* Work instruction
Which lines of the entries below contain the string "this"? Copy each one.

* Stored data
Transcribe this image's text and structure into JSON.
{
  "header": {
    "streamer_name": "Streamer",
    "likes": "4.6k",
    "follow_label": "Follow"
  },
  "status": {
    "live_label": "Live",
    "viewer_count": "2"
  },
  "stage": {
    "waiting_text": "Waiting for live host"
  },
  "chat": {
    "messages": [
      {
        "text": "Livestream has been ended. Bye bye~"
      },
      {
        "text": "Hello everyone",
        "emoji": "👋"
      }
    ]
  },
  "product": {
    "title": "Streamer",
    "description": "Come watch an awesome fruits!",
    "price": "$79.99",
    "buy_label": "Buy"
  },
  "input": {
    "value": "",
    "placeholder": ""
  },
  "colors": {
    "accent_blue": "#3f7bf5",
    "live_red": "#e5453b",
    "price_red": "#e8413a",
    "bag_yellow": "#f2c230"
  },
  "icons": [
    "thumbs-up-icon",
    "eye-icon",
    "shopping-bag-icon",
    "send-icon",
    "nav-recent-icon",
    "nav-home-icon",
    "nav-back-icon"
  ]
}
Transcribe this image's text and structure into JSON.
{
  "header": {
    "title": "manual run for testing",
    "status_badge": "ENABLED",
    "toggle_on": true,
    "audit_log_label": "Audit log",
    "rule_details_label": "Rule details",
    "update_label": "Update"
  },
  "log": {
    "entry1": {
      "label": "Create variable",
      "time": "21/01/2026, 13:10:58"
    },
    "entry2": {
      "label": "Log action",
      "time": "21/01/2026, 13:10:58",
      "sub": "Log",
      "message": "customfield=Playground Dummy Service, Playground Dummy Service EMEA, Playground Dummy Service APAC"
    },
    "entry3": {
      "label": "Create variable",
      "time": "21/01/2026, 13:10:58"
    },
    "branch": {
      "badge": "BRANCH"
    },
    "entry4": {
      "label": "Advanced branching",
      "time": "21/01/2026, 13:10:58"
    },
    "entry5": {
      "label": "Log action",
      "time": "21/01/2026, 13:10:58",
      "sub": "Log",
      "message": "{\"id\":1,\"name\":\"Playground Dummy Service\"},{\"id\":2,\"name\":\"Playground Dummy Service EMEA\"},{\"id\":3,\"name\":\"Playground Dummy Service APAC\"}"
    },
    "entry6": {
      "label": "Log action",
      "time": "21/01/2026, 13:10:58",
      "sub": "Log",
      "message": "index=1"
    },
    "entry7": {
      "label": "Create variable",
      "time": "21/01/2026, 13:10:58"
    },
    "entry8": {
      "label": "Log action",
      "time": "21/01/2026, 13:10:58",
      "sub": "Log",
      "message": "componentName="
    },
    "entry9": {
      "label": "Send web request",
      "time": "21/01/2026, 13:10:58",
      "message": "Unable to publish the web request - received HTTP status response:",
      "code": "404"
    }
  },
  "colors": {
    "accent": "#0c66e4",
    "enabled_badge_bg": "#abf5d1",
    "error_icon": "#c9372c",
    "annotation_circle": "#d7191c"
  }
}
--
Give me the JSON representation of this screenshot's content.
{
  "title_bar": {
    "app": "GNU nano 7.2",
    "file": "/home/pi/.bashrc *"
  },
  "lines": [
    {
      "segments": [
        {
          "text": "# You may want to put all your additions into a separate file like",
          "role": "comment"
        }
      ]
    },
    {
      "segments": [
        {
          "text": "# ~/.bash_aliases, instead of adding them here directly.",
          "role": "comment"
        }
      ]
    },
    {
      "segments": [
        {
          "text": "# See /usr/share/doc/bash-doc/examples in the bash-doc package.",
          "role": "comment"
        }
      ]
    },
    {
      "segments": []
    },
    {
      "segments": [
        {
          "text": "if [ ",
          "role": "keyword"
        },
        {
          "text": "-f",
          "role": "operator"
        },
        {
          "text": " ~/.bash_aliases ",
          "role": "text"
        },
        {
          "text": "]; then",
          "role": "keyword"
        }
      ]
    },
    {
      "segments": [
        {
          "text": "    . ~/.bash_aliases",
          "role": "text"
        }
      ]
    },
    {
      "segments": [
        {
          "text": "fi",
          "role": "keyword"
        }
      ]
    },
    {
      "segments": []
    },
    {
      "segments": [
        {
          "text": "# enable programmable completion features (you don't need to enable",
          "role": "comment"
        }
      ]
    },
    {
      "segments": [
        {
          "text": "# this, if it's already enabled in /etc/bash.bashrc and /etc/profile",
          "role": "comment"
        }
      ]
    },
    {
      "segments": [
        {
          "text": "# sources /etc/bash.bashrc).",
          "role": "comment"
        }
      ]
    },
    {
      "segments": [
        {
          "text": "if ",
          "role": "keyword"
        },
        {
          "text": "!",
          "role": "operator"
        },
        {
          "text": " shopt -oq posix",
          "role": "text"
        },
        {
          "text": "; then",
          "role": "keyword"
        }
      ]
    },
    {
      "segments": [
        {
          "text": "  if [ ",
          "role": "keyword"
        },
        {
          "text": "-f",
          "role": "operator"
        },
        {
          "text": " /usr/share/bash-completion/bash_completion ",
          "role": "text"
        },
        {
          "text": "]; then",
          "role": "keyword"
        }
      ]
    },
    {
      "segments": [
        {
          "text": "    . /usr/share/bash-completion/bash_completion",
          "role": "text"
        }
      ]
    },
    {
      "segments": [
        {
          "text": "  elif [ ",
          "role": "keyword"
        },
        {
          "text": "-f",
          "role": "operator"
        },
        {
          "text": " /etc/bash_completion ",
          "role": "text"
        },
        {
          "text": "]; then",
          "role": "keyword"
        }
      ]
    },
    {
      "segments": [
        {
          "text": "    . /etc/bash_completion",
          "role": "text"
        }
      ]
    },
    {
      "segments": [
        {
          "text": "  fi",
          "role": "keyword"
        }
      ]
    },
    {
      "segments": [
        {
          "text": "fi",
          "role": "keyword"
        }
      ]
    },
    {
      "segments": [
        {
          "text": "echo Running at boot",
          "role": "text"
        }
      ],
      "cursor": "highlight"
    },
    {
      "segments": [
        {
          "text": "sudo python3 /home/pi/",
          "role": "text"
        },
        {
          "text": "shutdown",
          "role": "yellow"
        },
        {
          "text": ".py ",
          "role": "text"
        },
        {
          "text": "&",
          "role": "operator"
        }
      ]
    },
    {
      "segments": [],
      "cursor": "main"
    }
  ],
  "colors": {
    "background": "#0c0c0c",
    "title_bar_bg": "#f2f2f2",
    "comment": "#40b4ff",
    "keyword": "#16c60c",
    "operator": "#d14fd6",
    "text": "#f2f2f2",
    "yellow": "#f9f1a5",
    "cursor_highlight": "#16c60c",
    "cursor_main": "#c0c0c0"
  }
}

* The answer
Transcribe this image's text and structure into JSON.
Transcribe this image's text and structure into JSON.
Give me the JSON representation of this screenshot's content.
          "text": "# this, if it's already enabled in /etc/bash.bashrc and /etc/profile",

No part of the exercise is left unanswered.